The next exit along northbound is Exit 56, Mariposa Street. The towers of the San Francisco-Oakland Bay Bridge, which carries Interstate 80 over the San Francisco, are visible in the distance. From here, the best route to the bridge is via the northbound Sixth Street exit, then turning right onto Bryant Street. This distance is only about four blocks, but it can take a bit of time to make the connection during heavy commuting periods. Photo taken 11/26/04.
Just prior to the Mariposa Street offramp, this sign advises motorists of when there is heavy traffic or delays on King Street (near SBC Park). During those peak periods, traffic is advised to use Sixth Street instead. Photo taken 11/26/04.
After Exit 56 (Mariposa Street), the next exit is Exit 57, Sixth Street. The two left lanes continue north on Interstate 280 to King Street, while the right lanes exit only to Sixth Street. Photo taken 11/26/04.
The skyline of downtown San Francisco comes into view as Interstate 280 turns northwest as it approaches Exit 57, Sixth Street. Photo taken 11/26/04.
On a clear day, the view of northbound Interstate 280 as it approaches downtown one of the most scenic urban freeways. Other stretches of Interstate 280 between San Jose and San Francisco traverse some beautiful rural areas. Photo taken 10/16/00.
The two left lanes continue along Interstate 280 north to King Street, while the two right lanes connect directly onto Sixth Street north to Interstate 80/Bay Bridge. However, there is no signage anywhere at the north end of Interstate 280 that directs motorists to Interstate 80. Photo taken 11/26/04.
Northbound Interstate 280 reaches Exit 57, Sixth Street north to Interstate 80/Bay Bridge. The left two lanes will feed directly into King Street near SBC Park, even though King Street is not signed on the overhead signs here. Photo taken 11/26/04.
After the Sixth Street offramp, Interstate 280 prepares to end, as the viaduct descends to ground level. Traffic that continues straight ahead will be dropped onto King Street, which runs parallel to Interstate 80, a few blocks to the north.

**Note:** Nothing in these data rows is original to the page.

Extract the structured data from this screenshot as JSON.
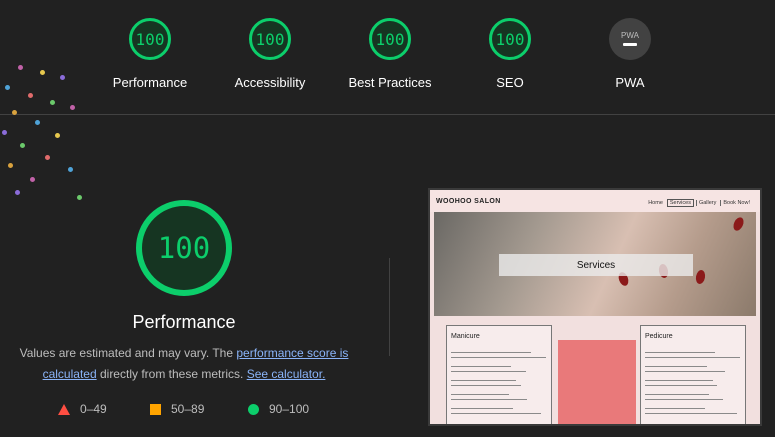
{
  "top_scores": [
    {
      "name": "Performance",
      "score": "100"
    },
    {
      "name": "Accessibility",
      "score": "100"
    },
    {
      "name": "Best Practices",
      "score": "100"
    },
    {
      "name": "SEO",
      "score": "100"
    },
    {
      "name": "PWA",
      "score": "",
      "badge_text": "PWA"
    }
  ],
  "main": {
    "score": "100",
    "title": "Performance",
    "desc_prefix": "Values are estimated and may vary. The ",
    "link_score": "performance score is calculated",
    "desc_middle": " directly from these metrics. ",
    "link_calculator": "See calculator."
  },
  "legend": [
    {
      "range": "0–49",
      "color": "#ff4e42",
      "shape": "triangle"
    },
    {
      "range": "50–89",
      "color": "#ffa400",
      "shape": "square"
    },
    {
      "range": "90–100",
      "color": "#0cce6b",
      "shape": "circle"
    }
  ],
  "screenshot": {
    "logo": "WOOHOO SALON",
    "nav": [
      "Home",
      "Services",
      "Gallery",
      "Book Now!"
    ],
    "banner": "Services",
    "cards": [
      "Manicure",
      "Pedicure"
    ]
  },
  "colors": {
    "pass": "#0cce6b",
    "background": "#212121",
    "link": "#8ab4f8"
  }
}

King Street feeds directly into the Embarcadero, and it turns along the bayshore to connect with Fisherman's Wharf and downtown. Photo taken 11/26/04.
Northbound Interstate 280 approaches its end as it passes under the flyover ramp to Sixth Street. Photo taken 11/26/04.
Interstate 280 reaches its northern terminus as the freeway smoothly transitions onto King Street. The first signal ahead is Fifth Street; SBC Park is only two blocks further east on King Street, at the intersection with Third Street. Interstate 280 was retracted a few blocks west of its former northern terminus as a result of earthquake damage and redevelopment in the vicinity of the ballpark. Eastbound King Street transitions directly into the Embarcadero, which offers a direct connection to the many bayside attractions that San Francisco has to offer, including Rincon Point, the Ferry Building, Pier 39, and Fisherman's Wharf. Photo taken 11/26/04.
Northbound Interstate 280 ends here at the Fifth Street intersection. King Street continues straight ahead from here. There is no END shield present. Photo taken 11/26/04.